You stink, my friend.

Mulan (2020) (SPOILERS) Let that be a lesson to Disney. It’s a fool’s errand to try and beat the Chinese at their own game, no matter how painstakingly respectful – or rather, pandering – you are. Indeed, Mulan ’s abysmal $40m box office take in the country – where it did get a proper release, so no plandemic excuses can be cited – feels like a direct rebuke; don’t try and tell us how to suck eggs. There’s an additional explanation too, of course. That Mulan sucks.

By heaven, I’d thrash the life out of you… if I didn’t have to read the Nine O’Clock News.

The Green Man (1956) (SPOILERS) The Green movie from Launder and Gilliat starring Alastair Sim that isn’t Green for Danger. Which is to say, The Green Man can’t quite scale the heady heights of that decade-earlier murder mystery triumph, but neither is it any slouch. Sim is the antagonist this time – albeit a very affable, Sim-ish one – and his sometime protégée, a young George Cole, the hero. If the plot is entirely absurd, Robert Day’s movie wastes no time probing such insufficiencies, ensuring it is very funny, lively and beautifully performed.

A subterranean Loch Ness Monster?

Doctor Who The Silurians No, I’m not going to refer to The Silurians as Doctor Who and the Silurians . I’m going to refer to it as Doctor Who and the Eocenes . The Silurians plays a blinder. Because both this and Inferno know the secret of an extended – some might say overlong – story is to keep the plot moving, they barely drag at all and are consequently much fleeter of foot than many a four parter. Unlike Malcolm Hulke’s sequel The Sea Devils , The Silurians has more than enough plot and deals it out judiciously (the plague, when it comes, kicks the story up a gear at the precarious burn-out stage of a typical four-plus parter). What’s most notable, though, is how engaging those first four episodes are, building the story slowly but absorbingly and with persuasive confidence.

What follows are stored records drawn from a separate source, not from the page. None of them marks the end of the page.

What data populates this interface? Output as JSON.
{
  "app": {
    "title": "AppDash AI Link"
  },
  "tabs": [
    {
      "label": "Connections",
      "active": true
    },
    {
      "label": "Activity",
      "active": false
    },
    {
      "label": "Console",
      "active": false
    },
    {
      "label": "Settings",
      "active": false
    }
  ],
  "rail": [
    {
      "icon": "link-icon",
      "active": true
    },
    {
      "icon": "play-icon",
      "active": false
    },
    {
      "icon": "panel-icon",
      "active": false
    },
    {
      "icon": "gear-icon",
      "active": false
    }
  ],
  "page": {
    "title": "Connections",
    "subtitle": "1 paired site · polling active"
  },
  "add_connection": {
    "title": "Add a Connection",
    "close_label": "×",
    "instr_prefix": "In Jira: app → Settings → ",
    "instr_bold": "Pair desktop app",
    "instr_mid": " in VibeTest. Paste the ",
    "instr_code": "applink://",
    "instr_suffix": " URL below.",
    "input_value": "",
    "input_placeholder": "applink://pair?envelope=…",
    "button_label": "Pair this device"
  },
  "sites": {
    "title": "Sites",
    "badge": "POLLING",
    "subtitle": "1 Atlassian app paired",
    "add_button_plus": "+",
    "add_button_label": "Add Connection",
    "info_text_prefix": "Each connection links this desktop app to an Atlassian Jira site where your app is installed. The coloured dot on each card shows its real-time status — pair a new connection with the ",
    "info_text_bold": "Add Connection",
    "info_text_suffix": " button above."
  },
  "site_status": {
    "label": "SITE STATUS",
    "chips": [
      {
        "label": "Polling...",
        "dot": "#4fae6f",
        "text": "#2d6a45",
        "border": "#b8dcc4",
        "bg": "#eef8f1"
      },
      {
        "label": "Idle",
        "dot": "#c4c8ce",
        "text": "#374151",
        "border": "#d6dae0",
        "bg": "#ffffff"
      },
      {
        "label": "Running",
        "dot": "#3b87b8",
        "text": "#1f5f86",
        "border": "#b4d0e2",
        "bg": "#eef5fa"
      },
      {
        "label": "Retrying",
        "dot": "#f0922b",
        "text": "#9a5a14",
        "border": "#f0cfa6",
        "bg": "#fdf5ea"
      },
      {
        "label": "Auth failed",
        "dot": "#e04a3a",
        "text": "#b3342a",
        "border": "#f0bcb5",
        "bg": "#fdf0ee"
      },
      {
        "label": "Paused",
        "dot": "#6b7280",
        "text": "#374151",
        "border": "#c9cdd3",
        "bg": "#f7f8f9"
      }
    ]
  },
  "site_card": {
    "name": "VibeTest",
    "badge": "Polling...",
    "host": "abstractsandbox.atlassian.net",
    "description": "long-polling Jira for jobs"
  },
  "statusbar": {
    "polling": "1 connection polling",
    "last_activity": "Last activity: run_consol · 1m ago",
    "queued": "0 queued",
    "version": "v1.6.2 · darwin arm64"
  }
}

Well, I’ll be damned. It’s the gentleman guppy.

Waterworld (1995) (SPOILERS) The production and budgetary woes of “ Kevin’s Gate ” will forever overshadow the movie’s content (and while it may have been the most expensive movie ever to that point – adjusted for inflation, it seems only Cleopatra came close – it has since turned a profit). However, should you somehow manage to avoid the distraction of those legendary problems, the real qualitative concerns are sure to come sailing over the cognitive horizon eventually; Waterworld is just so damned derivative. It’s a seafaring Mad Max. Peter Rader, who first came up with the idea in 1986, admitted as much. David Twohy, who later came aboard, also cited Mad Max 2 ; that kind of rip-off aspect – Jaws birthing Piranha – makes it unsurprising Waterworld was once under consideration by Roger Corman (he couldn’t cost it cheaply enough). Ultimately, there’s never a sufficient sense the movie has managed to become its own thing. Which is a bummer, because it’s frequently quite good fun.

Farewell, dear shithead, farewell.

Highlander II: The Quickening (1991) (SPOILERS) I saw Highlander II: The Quickening at the cinema. Yes, I actually paid money to see one of the worst mainstream sequels ever on the big screen. I didn’t bother investigating the Director’s Cut until now, since the movie struck me as entirely unsalvageable. I was sufficiently disenchanted with all things Highlander that I skipped the TV series and slipshod sequels, eventually catching Christopher Lambert’s last appearance as Connor MacLeod in Highlander: End Game by accident rather than design. But Highlander II ’s on YouTube , and the quality is decent, so maybe the Director’s Cut improve matters and is worth a reappraisal? Not really. It’s still a fundamentally, mystifyingly botched retcon enabling the further adventures of MacLeod, just not quite as transparently shredded in the editing room.